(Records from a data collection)

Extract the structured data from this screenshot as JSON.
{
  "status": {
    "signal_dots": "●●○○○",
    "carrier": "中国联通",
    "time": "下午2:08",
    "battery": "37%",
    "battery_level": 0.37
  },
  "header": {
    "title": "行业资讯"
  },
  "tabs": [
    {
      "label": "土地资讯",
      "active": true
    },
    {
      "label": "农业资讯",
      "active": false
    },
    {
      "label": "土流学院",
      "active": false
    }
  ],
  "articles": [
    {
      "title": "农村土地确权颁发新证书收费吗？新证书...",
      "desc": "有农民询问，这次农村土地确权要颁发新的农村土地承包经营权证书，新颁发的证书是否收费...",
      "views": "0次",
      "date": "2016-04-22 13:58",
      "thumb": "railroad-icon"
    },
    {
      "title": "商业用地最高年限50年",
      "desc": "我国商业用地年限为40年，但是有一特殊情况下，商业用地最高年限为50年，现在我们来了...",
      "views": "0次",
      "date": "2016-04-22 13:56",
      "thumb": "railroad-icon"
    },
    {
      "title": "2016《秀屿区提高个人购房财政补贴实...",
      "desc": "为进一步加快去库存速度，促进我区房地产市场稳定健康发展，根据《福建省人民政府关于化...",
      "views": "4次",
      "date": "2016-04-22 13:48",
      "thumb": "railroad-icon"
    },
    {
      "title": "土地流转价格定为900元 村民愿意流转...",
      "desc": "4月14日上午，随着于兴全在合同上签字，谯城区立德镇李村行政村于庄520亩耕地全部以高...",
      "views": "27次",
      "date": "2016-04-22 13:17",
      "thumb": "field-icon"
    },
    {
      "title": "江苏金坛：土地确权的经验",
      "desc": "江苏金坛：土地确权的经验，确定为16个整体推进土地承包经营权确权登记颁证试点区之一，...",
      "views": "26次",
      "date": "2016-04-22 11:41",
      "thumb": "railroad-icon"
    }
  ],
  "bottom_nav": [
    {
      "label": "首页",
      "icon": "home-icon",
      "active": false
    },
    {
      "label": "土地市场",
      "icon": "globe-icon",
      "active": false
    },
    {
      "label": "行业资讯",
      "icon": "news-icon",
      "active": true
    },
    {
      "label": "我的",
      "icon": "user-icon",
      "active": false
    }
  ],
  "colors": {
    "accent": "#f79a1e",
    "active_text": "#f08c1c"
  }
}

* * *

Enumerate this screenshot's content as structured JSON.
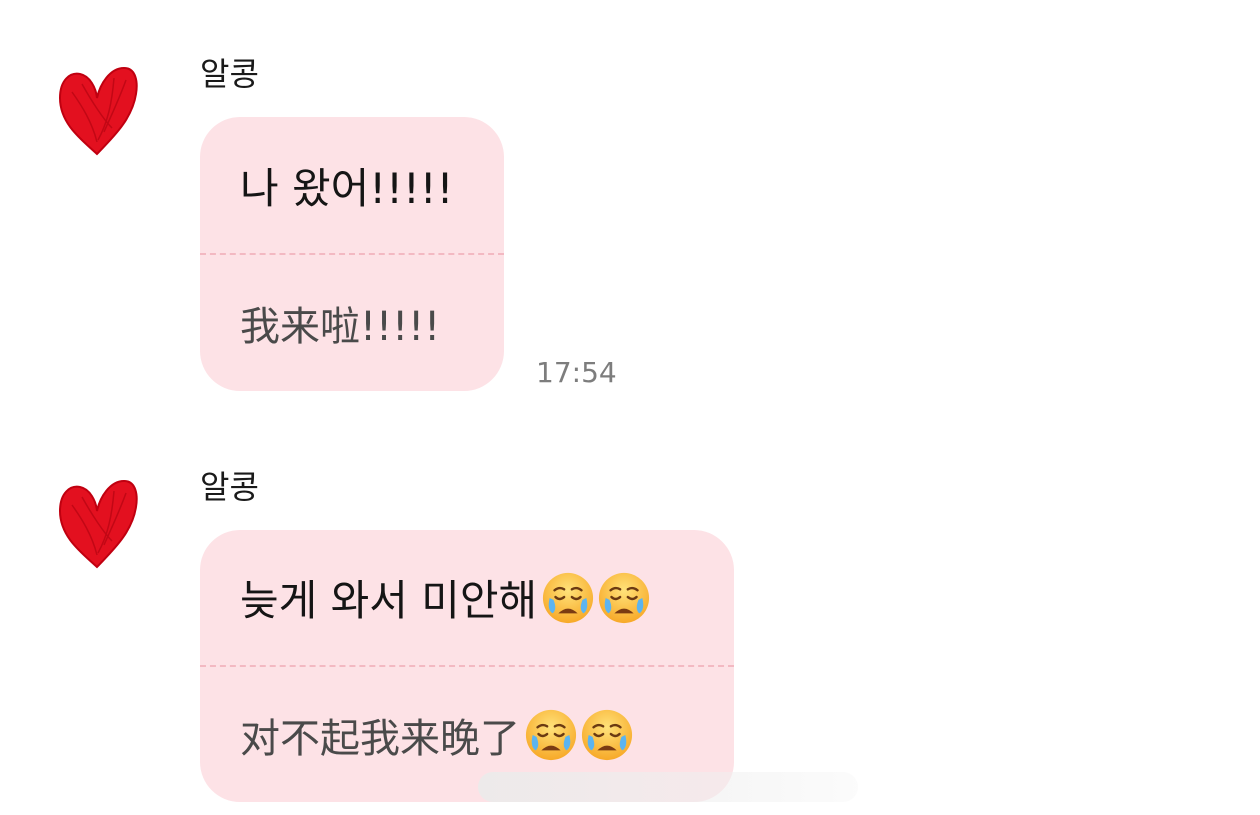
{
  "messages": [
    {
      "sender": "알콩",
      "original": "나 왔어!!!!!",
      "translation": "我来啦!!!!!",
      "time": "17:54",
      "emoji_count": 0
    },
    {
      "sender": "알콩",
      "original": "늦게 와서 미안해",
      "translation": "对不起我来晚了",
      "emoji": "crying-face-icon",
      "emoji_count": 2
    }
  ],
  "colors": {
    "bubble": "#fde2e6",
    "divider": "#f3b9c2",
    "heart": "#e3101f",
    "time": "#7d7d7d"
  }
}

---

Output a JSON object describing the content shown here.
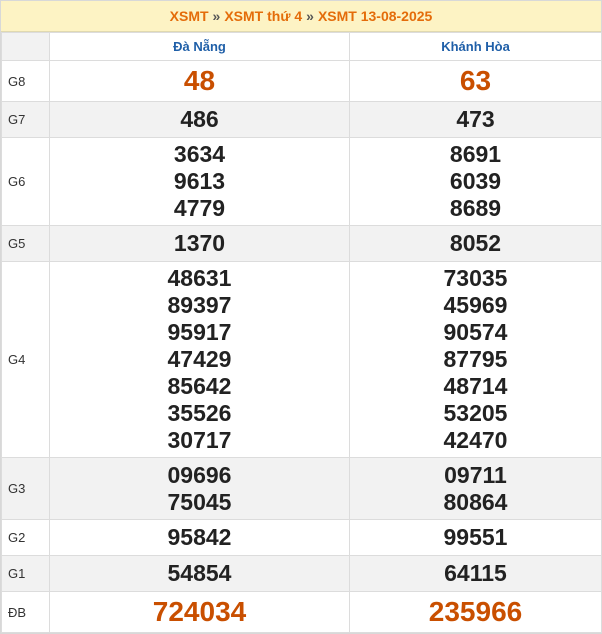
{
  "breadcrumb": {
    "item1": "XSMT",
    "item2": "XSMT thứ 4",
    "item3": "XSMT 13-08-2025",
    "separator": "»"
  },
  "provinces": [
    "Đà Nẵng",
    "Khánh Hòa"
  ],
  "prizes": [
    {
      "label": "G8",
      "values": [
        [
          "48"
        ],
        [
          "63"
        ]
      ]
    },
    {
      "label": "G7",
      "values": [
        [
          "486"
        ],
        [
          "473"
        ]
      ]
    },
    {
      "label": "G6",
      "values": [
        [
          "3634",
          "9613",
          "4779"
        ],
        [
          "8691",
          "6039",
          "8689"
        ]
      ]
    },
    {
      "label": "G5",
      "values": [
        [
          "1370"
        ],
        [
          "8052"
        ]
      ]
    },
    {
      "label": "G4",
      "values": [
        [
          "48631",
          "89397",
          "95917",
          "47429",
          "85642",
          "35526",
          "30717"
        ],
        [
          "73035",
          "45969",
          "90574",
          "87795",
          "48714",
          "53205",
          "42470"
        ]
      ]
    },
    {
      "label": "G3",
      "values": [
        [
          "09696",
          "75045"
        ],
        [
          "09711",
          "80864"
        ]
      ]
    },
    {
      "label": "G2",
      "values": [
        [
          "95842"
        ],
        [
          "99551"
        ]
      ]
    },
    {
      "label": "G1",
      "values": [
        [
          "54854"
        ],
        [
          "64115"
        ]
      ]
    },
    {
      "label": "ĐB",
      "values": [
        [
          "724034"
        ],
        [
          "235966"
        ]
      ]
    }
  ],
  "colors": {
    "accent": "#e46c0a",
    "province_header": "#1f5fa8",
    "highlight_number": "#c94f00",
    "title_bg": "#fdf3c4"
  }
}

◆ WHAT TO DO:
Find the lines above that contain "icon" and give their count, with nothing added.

◆ EXERCISE SOLUTION:
10